Design Notebook by Sias SA

NYC Taxis: A Day in the Life – A Data Visualization by Chris Whong

NYC taxis - picture 4

A twitter campaign was the trigger for the “urbanist, mapmaker and data junkie” Chris Whong to dive in NYC taxis’ data. #metricmonday was featuring a chart with hourly taxi volumes in a given week revealing only one interesting information but in a quite confusing way, the twice-daily dip in available cabs during shift change.


NYC taxis - picture 1


Whong was curious about the 13.000 taxis in New York City. He has seen this data before, appearing in several data animations and presentations so he immediately assumed that they were available for download. The response though wasn’t that open as expected in year 2014. “The data is FOILable” the NYC Taxi & Limousine Comission responded, which probably meant lots of papers or pdfs. (FOIL: The Freedom of Information Law). But in order to experiment with their endless possibilities in visualisations, he went through the whole procedure and quite easily he finally got access to fare and trip digital data.


NYC taxis - picture 2 -trip_data_1


In his spare evenings and weekends he analysed this raw material and the result was a website visualising a day in the life of a New York City taxi. The taxi driver’s trips are shown on a beautifully designed moving map, featuring a timeline and taxi’s status, while keeping on the right corner a sum of all running data such as fares, tips, tolls and passengers. The only call to action is a load button jumping to the next random taxi driver’s day. This simplicity makes this complex cluster of data that strong.


NYC taxis - picture 3

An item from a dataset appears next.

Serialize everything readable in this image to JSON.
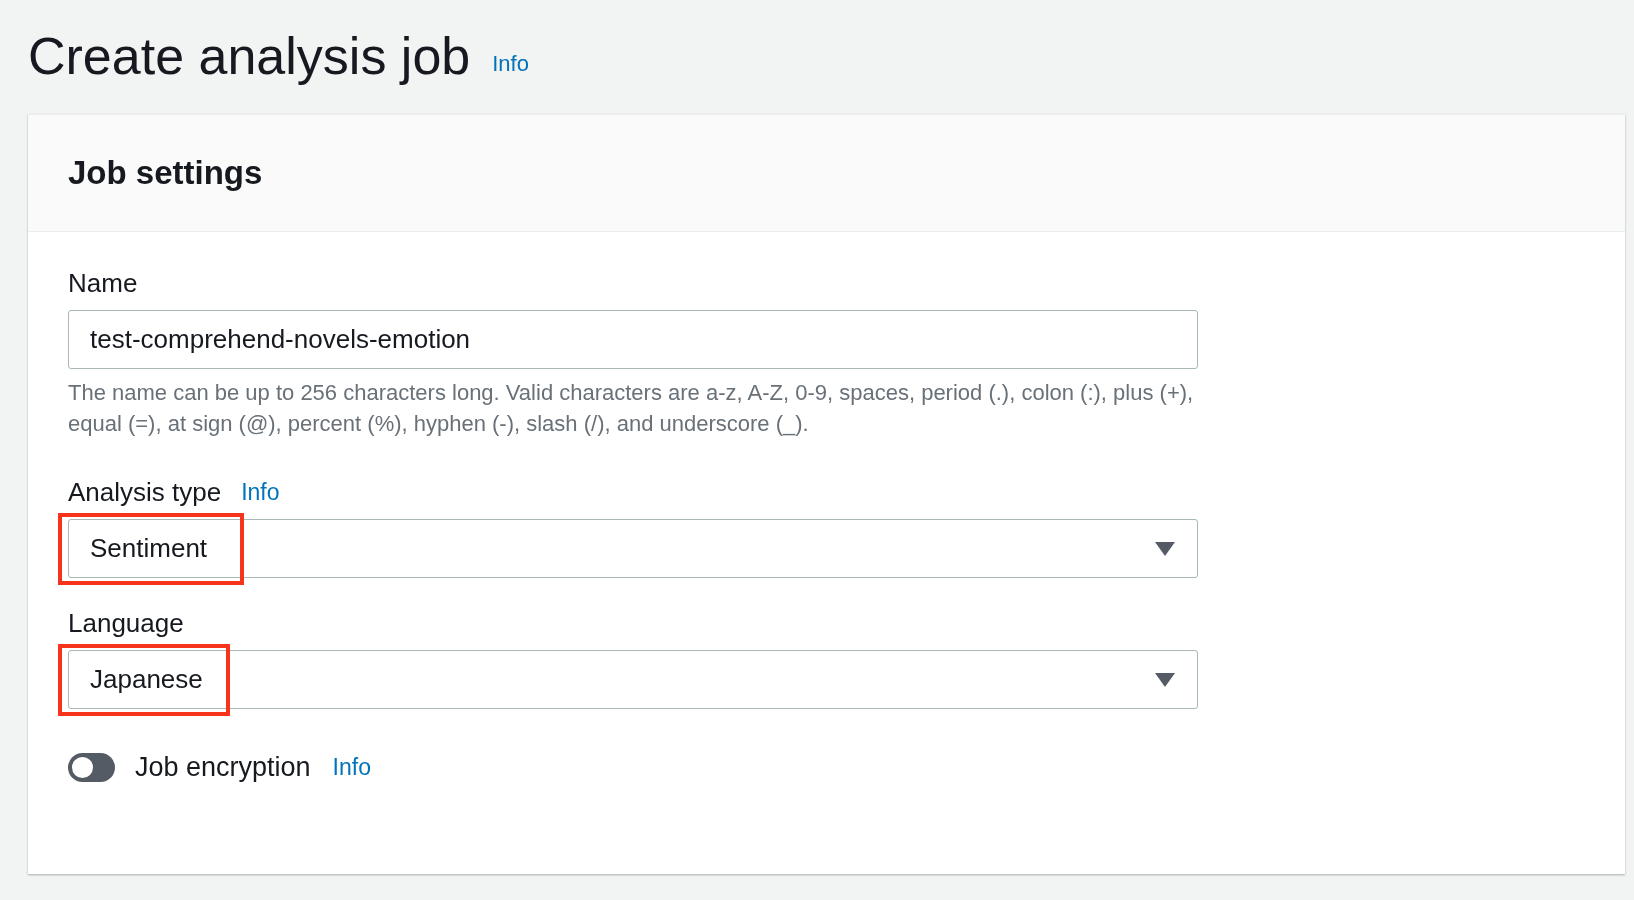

Whong sees himself as a civic hacker. As stated in the website “The intent is to analyze running counts of fares, taxes, etc, over the course of a day, and to see how/when taxis move around New York.” By looking for new approaches to feature boring rows and columns of civic data, he helps governments and citizens to understand better their cities. He gets to choose which stories are relevant to reveal and then which is the right context for them to be spread. Suddenly all this forgotten data gain transparency and stay open for people to access anytime. These visualisations are just another tool to understand and protect our living environment.

Natassa Pappa